WHAT IS NEEDED: Reproduce the records exactly.

[[ DATA TO EXAMINE, beginning ]]

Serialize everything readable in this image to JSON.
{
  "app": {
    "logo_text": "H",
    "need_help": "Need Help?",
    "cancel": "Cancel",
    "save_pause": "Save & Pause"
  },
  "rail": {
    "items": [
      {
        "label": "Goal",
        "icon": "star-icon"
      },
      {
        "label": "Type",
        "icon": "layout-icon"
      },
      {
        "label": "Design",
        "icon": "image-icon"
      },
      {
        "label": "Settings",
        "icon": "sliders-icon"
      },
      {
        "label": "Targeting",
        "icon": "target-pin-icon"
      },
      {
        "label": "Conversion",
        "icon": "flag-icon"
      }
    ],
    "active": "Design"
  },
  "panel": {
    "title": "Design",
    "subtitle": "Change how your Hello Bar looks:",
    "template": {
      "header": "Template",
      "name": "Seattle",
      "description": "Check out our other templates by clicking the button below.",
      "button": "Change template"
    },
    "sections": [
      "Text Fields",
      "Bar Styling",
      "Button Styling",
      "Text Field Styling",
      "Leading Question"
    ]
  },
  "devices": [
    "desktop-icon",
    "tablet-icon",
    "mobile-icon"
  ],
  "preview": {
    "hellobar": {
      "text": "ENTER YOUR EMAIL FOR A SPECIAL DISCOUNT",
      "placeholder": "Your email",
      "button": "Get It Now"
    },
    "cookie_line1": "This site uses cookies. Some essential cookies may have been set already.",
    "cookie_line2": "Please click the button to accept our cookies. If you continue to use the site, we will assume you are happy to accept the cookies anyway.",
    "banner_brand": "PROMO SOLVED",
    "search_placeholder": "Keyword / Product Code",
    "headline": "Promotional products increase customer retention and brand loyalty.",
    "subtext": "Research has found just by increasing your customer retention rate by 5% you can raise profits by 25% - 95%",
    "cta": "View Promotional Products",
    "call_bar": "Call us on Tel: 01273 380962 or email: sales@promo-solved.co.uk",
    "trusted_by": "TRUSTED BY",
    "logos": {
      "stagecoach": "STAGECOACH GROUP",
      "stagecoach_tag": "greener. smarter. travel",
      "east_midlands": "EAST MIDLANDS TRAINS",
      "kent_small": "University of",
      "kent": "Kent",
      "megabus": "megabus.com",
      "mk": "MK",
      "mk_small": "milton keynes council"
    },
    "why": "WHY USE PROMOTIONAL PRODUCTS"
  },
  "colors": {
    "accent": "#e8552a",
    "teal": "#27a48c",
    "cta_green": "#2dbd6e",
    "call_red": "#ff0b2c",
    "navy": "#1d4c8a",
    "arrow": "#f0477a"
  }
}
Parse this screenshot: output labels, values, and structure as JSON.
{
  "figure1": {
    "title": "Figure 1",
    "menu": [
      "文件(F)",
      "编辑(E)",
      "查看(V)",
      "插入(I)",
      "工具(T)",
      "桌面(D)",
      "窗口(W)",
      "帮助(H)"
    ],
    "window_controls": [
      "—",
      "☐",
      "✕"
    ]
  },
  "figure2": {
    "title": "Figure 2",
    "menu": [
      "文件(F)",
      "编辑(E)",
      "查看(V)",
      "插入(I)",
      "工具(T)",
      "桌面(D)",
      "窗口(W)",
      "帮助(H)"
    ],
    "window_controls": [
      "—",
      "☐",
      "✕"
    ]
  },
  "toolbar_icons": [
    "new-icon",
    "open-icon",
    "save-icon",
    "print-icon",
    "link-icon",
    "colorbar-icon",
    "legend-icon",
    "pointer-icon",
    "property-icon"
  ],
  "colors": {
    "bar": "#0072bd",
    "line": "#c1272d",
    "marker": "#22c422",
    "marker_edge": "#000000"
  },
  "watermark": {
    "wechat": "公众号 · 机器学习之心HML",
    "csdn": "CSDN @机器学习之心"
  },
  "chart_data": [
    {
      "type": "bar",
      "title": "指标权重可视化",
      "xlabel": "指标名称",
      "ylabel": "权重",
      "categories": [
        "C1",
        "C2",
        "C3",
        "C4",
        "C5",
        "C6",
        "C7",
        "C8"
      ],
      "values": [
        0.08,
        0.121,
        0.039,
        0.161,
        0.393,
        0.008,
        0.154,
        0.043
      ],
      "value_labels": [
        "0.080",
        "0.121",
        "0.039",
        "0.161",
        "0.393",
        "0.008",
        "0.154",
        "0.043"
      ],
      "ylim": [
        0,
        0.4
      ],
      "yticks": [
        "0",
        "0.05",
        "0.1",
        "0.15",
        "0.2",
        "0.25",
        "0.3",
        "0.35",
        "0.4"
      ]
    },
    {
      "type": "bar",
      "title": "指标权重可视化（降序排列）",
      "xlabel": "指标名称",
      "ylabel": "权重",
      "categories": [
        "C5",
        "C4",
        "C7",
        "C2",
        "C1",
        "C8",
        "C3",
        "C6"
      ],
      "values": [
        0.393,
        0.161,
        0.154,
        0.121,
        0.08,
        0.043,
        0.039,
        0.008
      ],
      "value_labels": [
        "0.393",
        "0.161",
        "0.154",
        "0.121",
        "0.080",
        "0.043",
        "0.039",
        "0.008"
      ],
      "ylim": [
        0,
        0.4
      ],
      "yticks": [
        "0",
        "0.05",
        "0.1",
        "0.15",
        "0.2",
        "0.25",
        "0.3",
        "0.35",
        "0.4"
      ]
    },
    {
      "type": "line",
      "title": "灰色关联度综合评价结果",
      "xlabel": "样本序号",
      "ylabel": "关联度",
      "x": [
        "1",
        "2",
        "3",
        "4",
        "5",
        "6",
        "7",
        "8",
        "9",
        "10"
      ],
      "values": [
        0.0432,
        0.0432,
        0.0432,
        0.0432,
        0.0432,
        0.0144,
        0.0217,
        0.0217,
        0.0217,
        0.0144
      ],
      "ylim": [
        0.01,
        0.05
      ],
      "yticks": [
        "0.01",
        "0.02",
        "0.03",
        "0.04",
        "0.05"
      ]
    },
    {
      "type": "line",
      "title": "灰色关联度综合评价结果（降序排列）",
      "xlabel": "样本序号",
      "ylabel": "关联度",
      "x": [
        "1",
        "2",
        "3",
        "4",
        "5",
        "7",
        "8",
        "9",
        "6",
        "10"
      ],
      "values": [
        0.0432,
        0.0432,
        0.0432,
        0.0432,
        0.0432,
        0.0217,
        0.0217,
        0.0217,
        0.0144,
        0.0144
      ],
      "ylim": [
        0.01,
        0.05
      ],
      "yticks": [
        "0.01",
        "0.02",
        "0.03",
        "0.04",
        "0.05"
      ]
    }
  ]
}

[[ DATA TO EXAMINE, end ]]

COMPLETED TASK:
Serialize everything readable in this image to JSON.
{
  "app": {
    "logo_text": "H",
    "need_help": "Need Help?",
    "cancel": "Cancel",
    "save_pause": "Save & Pause"
  },
  "rail": {
    "items": [
      {
        "label": "Goal",
        "icon": "star-icon"
      },
      {
        "label": "Type",
        "icon": "layout-icon"
      },
      {
        "label": "Design",
        "icon": "image-icon"
      },
      {
        "label": "Settings",
        "icon": "sliders-icon"
      },
      {
        "label": "Targeting",
        "icon": "target-pin-icon"
      },
      {
        "label": "Conversion",
        "icon": "flag-icon"
      }
    ],
    "active": "Design"
  },
  "panel": {
    "title": "Design",
    "subtitle": "Change how your Hello Bar looks:",
    "template": {
      "header": "Template",
      "name": "Seattle",
      "description": "Check out our other templates by clicking the button below.",
      "button": "Change template"
    },
    "sections": [
      "Text Fields",
      "Bar Styling",
      "Button Styling",
      "Text Field Styling",
      "Leading Question"
    ]
  },
  "devices": [
    "desktop-icon",
    "tablet-icon",
    "mobile-icon"
  ],
  "preview": {
    "hellobar": {
      "text": "ENTER YOUR EMAIL FOR A SPECIAL DISCOUNT",
      "placeholder": "Your email",
      "button": "Get It Now"
    },
    "cookie_line1": "This site uses cookies. Some essential cookies may have been set already.",
    "cookie_line2": "Please click the button to accept our cookies. If you continue to use the site, we will assume you are happy to accept the cookies anyway.",
    "banner_brand": "PROMO SOLVED",
    "search_placeholder": "Keyword / Product Code",
    "headline": "Promotional products increase customer retention and brand loyalty.",
    "subtext": "Research has found just by increasing your customer retention rate by 5% you can raise profits by 25% - 95%",
    "cta": "View Promotional Products",
    "call_bar": "Call us on Tel: 01273 380962 or email: sales@promo-solved.co.uk",
    "trusted_by": "TRUSTED BY",
    "logos": {
      "stagecoach": "STAGECOACH GROUP",
      "stagecoach_tag": "greener. smarter. travel",
      "east_midlands": "EAST MIDLANDS TRAINS",
      "kent_small": "University of",
      "kent": "Kent",
      "megabus": "megabus.com",
      "mk": "MK",
      "mk_small": "milton keynes council"
    },
    "why": "WHY USE PROMOTIONAL PRODUCTS"
  },
  "colors": {
    "accent": "#e8552a",
    "teal": "#27a48c",
    "cta_green": "#2dbd6e",
    "call_red": "#ff0b2c",
    "navy": "#1d4c8a",
    "arrow": "#f0477a"
  }
}
Parse this screenshot: output labels, values, and structure as JSON.
{
  "figure1": {
    "title": "Figure 1",
    "menu": [
      "文件(F)",
      "编辑(E)",
      "查看(V)",
      "插入(I)",
      "工具(T)",
      "桌面(D)",
      "窗口(W)",
      "帮助(H)"
    ],
    "window_controls": [
      "—",
      "☐",
      "✕"
    ]
  },
  "figure2": {
    "title": "Figure 2",
    "menu": [
      "文件(F)",
      "编辑(E)",
      "查看(V)",
      "插入(I)",
      "工具(T)",
      "桌面(D)",
      "窗口(W)",
      "帮助(H)"
    ],
    "window_controls": [
      "—",
      "☐",
      "✕"
    ]
  },
  "toolbar_icons": [
    "new-icon",
    "open-icon",
    "save-icon",
    "print-icon",
    "link-icon",
    "colorbar-icon",
    "legend-icon",
    "pointer-icon",
    "property-icon"
  ],
  "colors": {
    "bar": "#0072bd",
    "line": "#c1272d",
    "marker": "#22c422",
    "marker_edge": "#000000"
  },
  "watermark": {
    "wechat": "公众号 · 机器学习之心HML",
    "csdn": "CSDN @机器学习之心"
  },
  "chart_data": [
    {
      "type": "bar",
      "title": "指标权重可视化",
      "xlabel": "指标名称",
      "ylabel": "权重",
      "categories": [
        "C1",
        "C2",
        "C3",
        "C4",
        "C5",
        "C6",
        "C7",
        "C8"
      ],
      "values": [
        0.08,
        0.121,
        0.039,
        0.161,
        0.393,
        0.008,
        0.154,
        0.043
      ],
      "value_labels": [
        "0.080",
        "0.121",
        "0.039",
        "0.161",
        "0.393",
        "0.008",
        "0.154",
        "0.043"
      ],
      "ylim": [
        0,
        0.4
      ],
      "yticks": [
        "0",
        "0.05",
        "0.1",
        "0.15",
        "0.2",
        "0.25",
        "0.3",
        "0.35",
        "0.4"
      ]
    },
    {
      "type": "bar",
      "title": "指标权重可视化（降序排列）",
      "xlabel": "指标名称",
      "ylabel": "权重",
      "categories": [
        "C5",
        "C4",
        "C7",
        "C2",
        "C1",
        "C8",
        "C3",
        "C6"
      ],
      "values": [
        0.393,
        0.161,
        0.154,
        0.121,
        0.08,
        0.043,
        0.039,
        0.008
      ],
      "value_labels": [
        "0.393",
        "0.161",
        "0.154",
        "0.121",
        "0.080",
        "0.043",
        "0.039",
        "0.008"
      ],
      "ylim": [
        0,
        0.4
      ],
      "yticks": [
        "0",
        "0.05",
        "0.1",
        "0.15",
        "0.2",
        "0.25",
        "0.3",
        "0.35",
        "0.4"
      ]
    },
    {
      "type": "line",
      "title": "灰色关联度综合评价结果",
      "xlabel": "样本序号",
      "ylabel": "关联度",
      "x": [
        "1",
        "2",
        "3",
        "4",
        "5",
        "6",
        "7",
        "8",
        "9",
        "10"
      ],
      "values": [
        0.0432,
        0.0432,
        0.0432,
        0.0432,
        0.0432,
        0.0144,
        0.0217,
        0.0217,
        0.0217,
        0.0144
      ],
      "ylim": [
        0.01,
        0.05
      ],
      "yticks": [
        "0.01",
        "0.02",
        "0.03",
        "0.04",
        "0.05"
      ]
    },
    {
      "type": "line",
      "title": "灰色关联度综合评价结果（降序排列）",
      "xlabel": "样本序号",
      "ylabel": "关联度",
      "x": [
        "1",
        "2",
        "3",
        "4",
        "5",
        "7",
        "8",
        "9",
        "6",
        "10"
      ],
      "values": [
        0.0432,
        0.0432,
        0.0432,
        0.0432,
        0.0432,
        0.0217,
        0.0217,
        0.0217,
        0.0144,
        0.0144
      ],
      "ylim": [
        0.01,
        0.05
      ],
      "yticks": [
        "0.01",
        "0.02",
        "0.03",
        "0.04",
        "0.05"
      ]
    }
  ]
}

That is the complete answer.